  9. 9. 9/30/2011 Plan For Uncertainty Transformation yields opportunity Political Competition Regulatory Consolidation Value Consumer Chain© 2011 KBM Group CONFIDENTIAL & PROPRIETARY Eliminate Fogeyism Entrepreneurship trumps bureaucracy Decision paralysis “Oh, health reform will be repealed” Trend avoidance “They’ll never buy this online” One-way marketing “But that’s the way we’ve always done it” Cross-functional silos “That’s marketing’s problem” I “That’s sales’ problem” N “That’s compliance’s problem” N OR DIE O V A T E Differentiate Brand In commoditized and standardized markets… - Define what you stand for - Establish why you are different - Articulate your unique value proposition Clutter-Buster What are your comparative marketplace advantages? Company Why do you get beat Who are your “best” in sales situations? most profitable customers? Competition Customers Give your “best potential” customers a reason to convert to your brand and always have a pathway to loyalty.© 2011 KBM Group CONFIDENTIAL & PROPRIETARY 9
  10. 10. 9/30/2011 360º Customer Intelligence Best customers, best channels • Integrated data architecture • End-to-end analytics • Rich, actionable customer insights • Personalized, creative communications • Offline-to-online channel transitions • Commitment to customer listening • Leverage, optimize, leverage Prepare for customers that never had or bought insurance before. Customer Interaction Navigation resource and decision support If we ask customers to shop for benefits and engage in clinical decision-making, they need to be educated and supported about how to make smart economical individualized choices. Educate and guide your customers Provide information on price & quality Reward healthy behavior & choices Reinforce purchase with after-sale sale Marketing Remix From monologue to dialogue Data – from acquisition to retention to ROI, use informatics to optimize marketing Different – break-through brand position and superior customer experience Direct – accountable creative supporting retail healthcare selling channels Digital – high engagement, socialized marketing to keep pace with customer trends Identify opportunity and fine-tune relationships by listening to and joining customer conversations© 2011 KBM Group CONFIDENTIAL & PROPRIETARY 10

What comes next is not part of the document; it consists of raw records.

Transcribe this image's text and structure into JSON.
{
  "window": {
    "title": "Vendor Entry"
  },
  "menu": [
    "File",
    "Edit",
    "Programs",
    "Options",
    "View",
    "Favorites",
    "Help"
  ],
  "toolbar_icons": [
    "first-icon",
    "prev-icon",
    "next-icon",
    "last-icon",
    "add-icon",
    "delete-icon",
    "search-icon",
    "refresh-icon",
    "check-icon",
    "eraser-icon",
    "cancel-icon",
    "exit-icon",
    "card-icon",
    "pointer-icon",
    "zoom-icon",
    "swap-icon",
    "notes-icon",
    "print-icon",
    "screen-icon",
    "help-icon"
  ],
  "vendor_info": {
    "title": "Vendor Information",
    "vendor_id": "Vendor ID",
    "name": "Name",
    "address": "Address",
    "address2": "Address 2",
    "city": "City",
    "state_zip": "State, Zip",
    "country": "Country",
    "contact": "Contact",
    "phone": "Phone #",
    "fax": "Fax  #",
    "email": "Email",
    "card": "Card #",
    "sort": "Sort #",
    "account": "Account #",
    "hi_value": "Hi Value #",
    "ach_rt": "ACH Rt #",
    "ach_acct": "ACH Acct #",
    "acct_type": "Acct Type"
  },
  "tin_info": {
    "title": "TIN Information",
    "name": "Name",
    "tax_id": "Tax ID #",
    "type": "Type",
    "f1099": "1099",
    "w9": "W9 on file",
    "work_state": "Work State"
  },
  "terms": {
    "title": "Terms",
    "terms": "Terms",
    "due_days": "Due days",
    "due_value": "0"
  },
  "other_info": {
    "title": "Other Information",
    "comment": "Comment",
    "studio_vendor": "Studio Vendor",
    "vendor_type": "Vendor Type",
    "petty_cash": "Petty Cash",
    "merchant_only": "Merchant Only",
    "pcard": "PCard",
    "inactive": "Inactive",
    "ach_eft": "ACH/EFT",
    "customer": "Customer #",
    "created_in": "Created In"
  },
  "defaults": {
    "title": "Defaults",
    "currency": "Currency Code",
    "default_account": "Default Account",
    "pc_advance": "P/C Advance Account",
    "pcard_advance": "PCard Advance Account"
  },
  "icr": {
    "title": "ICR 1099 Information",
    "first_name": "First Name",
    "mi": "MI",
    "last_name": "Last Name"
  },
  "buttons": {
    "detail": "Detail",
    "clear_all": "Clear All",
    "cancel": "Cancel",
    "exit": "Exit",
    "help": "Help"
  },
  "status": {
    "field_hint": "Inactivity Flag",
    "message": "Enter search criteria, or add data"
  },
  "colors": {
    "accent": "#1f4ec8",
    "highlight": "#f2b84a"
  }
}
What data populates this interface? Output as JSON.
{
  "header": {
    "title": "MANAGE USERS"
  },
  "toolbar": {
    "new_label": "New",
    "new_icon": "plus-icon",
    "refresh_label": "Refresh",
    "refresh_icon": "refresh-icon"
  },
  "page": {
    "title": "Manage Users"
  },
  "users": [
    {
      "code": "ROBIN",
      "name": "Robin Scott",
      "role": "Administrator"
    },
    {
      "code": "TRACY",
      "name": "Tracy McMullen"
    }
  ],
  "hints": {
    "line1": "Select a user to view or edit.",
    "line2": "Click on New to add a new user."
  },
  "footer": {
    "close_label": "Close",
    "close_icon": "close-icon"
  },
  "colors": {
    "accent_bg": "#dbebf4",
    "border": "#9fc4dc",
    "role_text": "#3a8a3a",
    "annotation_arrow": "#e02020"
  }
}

  11. 11. 9/30/2011Questions Lindsay R. Resnick Chief Marketing OfficerComments Phone Email 773.372.4961 Web KBMGhealth.comObservations Blog Twitter @ResnickLROpinions 11